The RCA has yet to speak out publicly on behalf of members in good standing who have been, in effect, disqualified by the Chief Rabbinate for no known cause. The Chief Rabbinate acknowledged that it has no formal procedure for checking the credentials of its diaspora colleagues so it relies on the advice of a few trusted colleagues here. Yet the RCA has not protested this amateur and ethically offensive “system” or stood up for its fellow members, presumably for fear of offending the chief rabbis and losing whatever remaining clout the organization has in their eyes. Ironically, the RCA is virtually the only religious body that still cares, given the Chief Rabbinate’s downward spiral toward irrelevance, driven by its narrow, fundamentalist impulses.

While Rosenblatt set his sights on this friction within the Orthodox community, between rabbinic partners in Israel and North America, it should be noted and emphasized that rabbis outside of the Orthodox community — indeed the majority of rabbis in North America — have known what it is like to be marginalized, ignored by the Chief Rabbinate, and worse, for far too long. Throughout the Conservative, Reform and Reconstructionist communities, on reading that Rabbi Avi Weiss, a leader of the Modern Orthodox community for decades, was deemed unworthy to attest to the Jewishness of a congregant, the reaction surely was “welcome to the club, Rabbi Weiss.”

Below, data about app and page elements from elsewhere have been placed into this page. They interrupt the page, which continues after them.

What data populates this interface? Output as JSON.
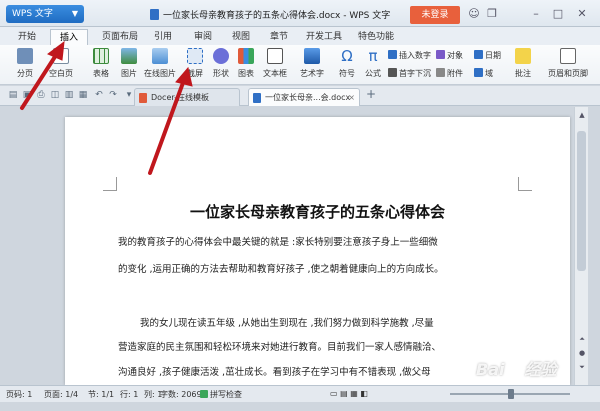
{
  "titlebar": {
    "app_button": "WPS 文字",
    "document_title": "一位家长母亲教育孩子的五条心得体会.docx - WPS 文字",
    "login_button": "未登录",
    "icons": [
      "skin-icon",
      "restore-icon",
      "minimize-icon",
      "maximize-icon",
      "close-icon"
    ]
  },
  "menu": {
    "tabs": [
      "开始",
      "插入",
      "页面布局",
      "引用",
      "审阅",
      "视图",
      "章节",
      "开发工具",
      "特色功能"
    ],
    "active": "插入"
  },
  "ribbon": {
    "page_break": "分页",
    "blank_page": "空白页",
    "table": "表格",
    "picture": "图片",
    "online_picture": "在线图片",
    "screenshot": "截屏",
    "shape": "形状",
    "chart": "图表",
    "text_box": "文本框",
    "art_text": "艺术字",
    "symbol": "符号",
    "formula": "公式",
    "insert_number": "插入数字",
    "object": "对象",
    "date": "日期",
    "first_letter_sink": "首字下沉",
    "attachment": "附件",
    "field": "域",
    "comment": "批注",
    "header_footer": "页眉和页脚"
  },
  "tabbar": {
    "tab_template": "Docer-在线模板",
    "tab_document": "一位家长母亲...会.docx",
    "add_tab": "+"
  },
  "document": {
    "heading": "一位家长母亲教育孩子的五条心得体会",
    "lines": [
      "我的教育孩子的心得体会中最关键的就是 :家长特别要注意孩子身上一些细微",
      "的变化 ,运用正确的方法去帮助和教育好孩子 ,使之朝着健康向上的方向成长。",
      "我的女儿现在读五年级 ,从她出生到现在 ,我们努力做到科学施教 ,尽量",
      "营造家庭的民主氛围和轻松环境来对她进行教育。目前我们一家人感情融洽、",
      "沟通良好 ,孩子健康活泼 ,茁壮成长。看到孩子在学习中有不错表现 ,做父母"
    ]
  },
  "statusbar": {
    "page": "页码: 1",
    "pages": "页面: 1/4",
    "section": "节: 1/1",
    "row": "行: 1",
    "column": "列: 1",
    "word_count": "字数: 2069",
    "spell_check": "拼写检查"
  },
  "watermark": "Baidu 经验",
  "colors": {
    "accent": "#1f6cc2",
    "login": "#e8603c",
    "arrow": "#c0171d"
  }
}
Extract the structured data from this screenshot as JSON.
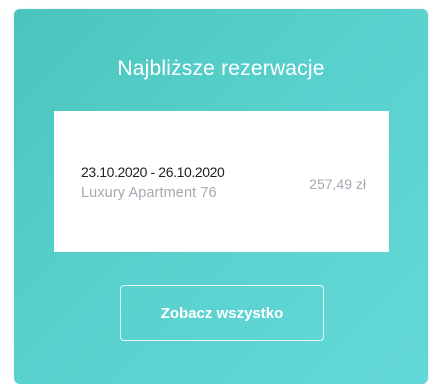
{
  "card": {
    "title": "Najbliższe rezerwacje",
    "reservations": [
      {
        "dates": "23.10.2020 - 26.10.2020",
        "name": "Luxury Apartment 76",
        "price": "257,49 zł"
      }
    ],
    "view_all_label": "Zobacz wszystko"
  },
  "colors": {
    "card_gradient_start": "#4cc4bd",
    "card_gradient_end": "#63d8d8",
    "text_on_card": "#ffffff",
    "secondary_text": "#a3aab2"
  }
}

That’s how Rabbi Ammiel Hirsch, senior rabbi of the (Reform) Stephen Wise Free Synagogue, put it this week (see Letters to the Editor). Similarly, Rabbi Gerald Skolnik, president of the (Conservative) Rabbinical Assembly, pointed out that “the chief rabbis are treating Orthodox rabbis the way they have been treating non-Orthodox rabbis for ever and ever,” with a lack of respect and an air of illegitimacy.

There is a lesson here for American rabbis who have been long and sometimes bitterly divided by denominations. Even when they can’t agree on the nature of halacha and its process, they can join in protesting the arrogance and intolerance of a Chief Rabbinate that does harm to all of them, and their constituencies, and deserves to be scrutinized, chastised and revised. How sad that a body created to preserve and expand Jewish tradition has had the opposite effect on Jews in Israel and throughout the diaspora.

editor@jewishweek.org